It's just such a shame that it took that suicide for at least a few of them to figure out that they would have liked Rod, had they known him, and that not even those they think were "born with a silver spoon in their mouths" were truly human afterall.
I vowed a few years ago to only remember him with smiles, so that promise I still will keep. Two great memories of Rod I have were in the spring of 1983 and both were at track meets. I saw him lead his team to both district and state titles that spring and also saw him win high point as an individual in both meets. I never saw him as happy and satisfied as he was after leading his team to both victories. He truly was happier for his teammates than he was for himself at both of those meets.
As I've gotten older and interacted with hundreds of people, one thing really stands out to me about Rod that I will share with everyone and it is this: He was just flat out a very very nice guy! I never have forgot him and I never will. " WE love you Rod David"

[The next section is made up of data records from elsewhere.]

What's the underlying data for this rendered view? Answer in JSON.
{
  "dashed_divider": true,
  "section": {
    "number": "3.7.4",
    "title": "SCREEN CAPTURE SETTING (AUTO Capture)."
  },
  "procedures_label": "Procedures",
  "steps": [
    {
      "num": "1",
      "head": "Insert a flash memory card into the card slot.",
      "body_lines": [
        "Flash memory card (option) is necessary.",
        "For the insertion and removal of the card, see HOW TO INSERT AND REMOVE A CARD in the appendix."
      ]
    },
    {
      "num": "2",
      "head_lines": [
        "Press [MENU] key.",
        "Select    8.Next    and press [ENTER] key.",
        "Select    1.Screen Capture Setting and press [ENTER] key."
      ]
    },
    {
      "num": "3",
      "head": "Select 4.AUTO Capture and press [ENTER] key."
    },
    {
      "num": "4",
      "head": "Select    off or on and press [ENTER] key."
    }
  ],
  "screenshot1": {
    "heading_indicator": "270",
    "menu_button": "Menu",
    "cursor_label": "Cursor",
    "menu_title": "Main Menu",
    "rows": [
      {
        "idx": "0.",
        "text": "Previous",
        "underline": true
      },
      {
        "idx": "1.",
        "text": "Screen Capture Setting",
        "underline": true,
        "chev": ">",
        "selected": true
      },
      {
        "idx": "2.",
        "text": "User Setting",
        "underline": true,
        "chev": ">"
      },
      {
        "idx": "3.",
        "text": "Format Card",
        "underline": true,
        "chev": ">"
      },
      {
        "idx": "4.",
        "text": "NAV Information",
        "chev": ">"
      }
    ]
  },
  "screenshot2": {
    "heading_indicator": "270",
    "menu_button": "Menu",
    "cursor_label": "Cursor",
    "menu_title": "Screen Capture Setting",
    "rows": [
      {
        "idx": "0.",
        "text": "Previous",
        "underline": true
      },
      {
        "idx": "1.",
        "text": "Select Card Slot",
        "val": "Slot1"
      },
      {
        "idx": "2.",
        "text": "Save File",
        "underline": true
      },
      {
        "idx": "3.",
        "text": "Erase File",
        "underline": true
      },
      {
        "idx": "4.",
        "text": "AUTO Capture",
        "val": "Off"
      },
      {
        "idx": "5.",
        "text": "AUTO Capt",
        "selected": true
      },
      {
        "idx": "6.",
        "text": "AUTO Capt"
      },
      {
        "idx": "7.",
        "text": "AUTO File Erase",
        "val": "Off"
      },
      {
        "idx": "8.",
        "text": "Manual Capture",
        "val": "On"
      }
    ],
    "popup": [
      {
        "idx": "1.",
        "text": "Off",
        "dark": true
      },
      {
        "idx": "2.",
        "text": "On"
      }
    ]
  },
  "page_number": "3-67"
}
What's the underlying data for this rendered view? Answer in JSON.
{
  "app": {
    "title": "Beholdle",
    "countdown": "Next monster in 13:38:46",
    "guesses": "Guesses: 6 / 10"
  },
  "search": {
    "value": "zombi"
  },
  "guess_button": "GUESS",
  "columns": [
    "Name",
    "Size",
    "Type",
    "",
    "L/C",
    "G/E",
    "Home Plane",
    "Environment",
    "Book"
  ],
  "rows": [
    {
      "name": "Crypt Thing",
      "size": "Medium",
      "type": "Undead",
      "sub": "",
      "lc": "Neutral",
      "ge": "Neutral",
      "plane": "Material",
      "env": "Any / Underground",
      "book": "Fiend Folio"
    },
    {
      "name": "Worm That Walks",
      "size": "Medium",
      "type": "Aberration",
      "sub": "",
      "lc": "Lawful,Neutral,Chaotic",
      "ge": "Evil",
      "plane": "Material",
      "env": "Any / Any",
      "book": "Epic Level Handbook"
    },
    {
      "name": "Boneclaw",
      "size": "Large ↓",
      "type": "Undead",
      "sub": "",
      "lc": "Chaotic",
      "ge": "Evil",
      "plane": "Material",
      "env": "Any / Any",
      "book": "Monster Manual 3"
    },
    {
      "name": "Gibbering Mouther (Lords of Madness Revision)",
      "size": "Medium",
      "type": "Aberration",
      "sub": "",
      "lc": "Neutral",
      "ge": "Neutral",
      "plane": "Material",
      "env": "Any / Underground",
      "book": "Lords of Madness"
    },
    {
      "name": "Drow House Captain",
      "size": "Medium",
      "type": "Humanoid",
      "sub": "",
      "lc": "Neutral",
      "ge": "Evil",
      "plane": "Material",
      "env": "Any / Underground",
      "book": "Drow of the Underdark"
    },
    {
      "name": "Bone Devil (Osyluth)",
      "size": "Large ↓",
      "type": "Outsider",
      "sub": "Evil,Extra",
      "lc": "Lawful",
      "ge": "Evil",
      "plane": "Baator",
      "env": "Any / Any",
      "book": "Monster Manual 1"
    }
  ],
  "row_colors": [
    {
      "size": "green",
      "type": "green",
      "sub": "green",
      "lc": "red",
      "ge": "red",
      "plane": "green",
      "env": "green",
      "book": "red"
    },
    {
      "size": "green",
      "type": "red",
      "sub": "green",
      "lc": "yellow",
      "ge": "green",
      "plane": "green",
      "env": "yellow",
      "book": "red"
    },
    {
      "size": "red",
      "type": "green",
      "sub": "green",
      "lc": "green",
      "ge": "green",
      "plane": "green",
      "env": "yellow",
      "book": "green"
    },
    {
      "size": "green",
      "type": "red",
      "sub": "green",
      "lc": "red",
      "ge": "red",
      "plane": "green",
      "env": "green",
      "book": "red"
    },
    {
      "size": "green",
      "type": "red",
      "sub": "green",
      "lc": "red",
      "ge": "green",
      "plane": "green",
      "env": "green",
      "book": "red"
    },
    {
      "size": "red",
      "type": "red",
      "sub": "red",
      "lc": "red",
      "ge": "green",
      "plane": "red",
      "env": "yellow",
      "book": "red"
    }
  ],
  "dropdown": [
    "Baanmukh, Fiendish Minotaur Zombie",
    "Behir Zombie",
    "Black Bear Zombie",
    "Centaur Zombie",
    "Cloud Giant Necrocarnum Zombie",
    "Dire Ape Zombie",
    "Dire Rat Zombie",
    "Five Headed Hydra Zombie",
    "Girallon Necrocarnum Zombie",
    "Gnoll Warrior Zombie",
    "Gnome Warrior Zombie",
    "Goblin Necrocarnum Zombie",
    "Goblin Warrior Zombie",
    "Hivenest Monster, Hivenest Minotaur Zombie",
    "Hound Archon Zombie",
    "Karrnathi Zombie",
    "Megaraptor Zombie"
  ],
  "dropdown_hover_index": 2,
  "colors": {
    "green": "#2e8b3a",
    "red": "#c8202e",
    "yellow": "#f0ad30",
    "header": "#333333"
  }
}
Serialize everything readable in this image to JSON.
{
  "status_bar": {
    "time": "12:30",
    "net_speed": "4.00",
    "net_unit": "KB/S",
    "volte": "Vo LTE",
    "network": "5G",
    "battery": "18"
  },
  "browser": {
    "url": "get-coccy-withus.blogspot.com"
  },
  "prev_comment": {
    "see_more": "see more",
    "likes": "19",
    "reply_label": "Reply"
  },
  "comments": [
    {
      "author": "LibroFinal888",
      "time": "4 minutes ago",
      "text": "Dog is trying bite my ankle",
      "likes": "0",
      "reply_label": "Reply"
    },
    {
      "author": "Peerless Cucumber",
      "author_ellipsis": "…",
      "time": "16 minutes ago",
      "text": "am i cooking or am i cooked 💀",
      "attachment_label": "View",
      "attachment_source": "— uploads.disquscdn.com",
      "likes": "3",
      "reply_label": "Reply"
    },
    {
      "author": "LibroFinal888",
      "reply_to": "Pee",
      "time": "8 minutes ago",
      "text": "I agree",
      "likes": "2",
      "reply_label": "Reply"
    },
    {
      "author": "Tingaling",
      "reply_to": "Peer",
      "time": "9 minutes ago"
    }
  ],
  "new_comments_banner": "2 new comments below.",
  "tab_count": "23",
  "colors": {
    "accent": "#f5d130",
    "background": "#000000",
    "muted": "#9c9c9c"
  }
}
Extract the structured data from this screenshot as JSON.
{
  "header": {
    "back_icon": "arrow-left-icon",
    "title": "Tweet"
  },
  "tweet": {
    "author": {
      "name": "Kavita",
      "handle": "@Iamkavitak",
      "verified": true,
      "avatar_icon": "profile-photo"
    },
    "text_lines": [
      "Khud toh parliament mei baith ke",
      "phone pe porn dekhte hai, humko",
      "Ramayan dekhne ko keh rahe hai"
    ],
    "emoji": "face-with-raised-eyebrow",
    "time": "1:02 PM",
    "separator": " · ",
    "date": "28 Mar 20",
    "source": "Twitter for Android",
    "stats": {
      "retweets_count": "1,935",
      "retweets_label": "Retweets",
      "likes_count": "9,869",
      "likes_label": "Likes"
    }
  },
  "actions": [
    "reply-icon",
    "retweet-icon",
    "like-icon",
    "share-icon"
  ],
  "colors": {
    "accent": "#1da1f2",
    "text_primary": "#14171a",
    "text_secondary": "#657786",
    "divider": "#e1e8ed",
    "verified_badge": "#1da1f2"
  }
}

I didn't know Rod near as well as TexasOil did but I knew him well enough to echo what has been said. Very nice guy. His brother Stan and his family live in Denver City. He is the city manager and his wife is the girls volleyball/track coach. All of their kids, 3 daughters and a son, are or have been tremendous athletes. One of them as freshman, started at Texas Tech in volleyball this past season. There is a junior son that is great but has had a few injuries and there is an 8th grade daughter who is outstanding. I beleive there was an older one several years ago, of whom I don't know much about. His wife I have heard was a great athlete as well. Pretty good gene pool. Being 12 miles from Denver City and seeing this family so often, i have thought of Rod often.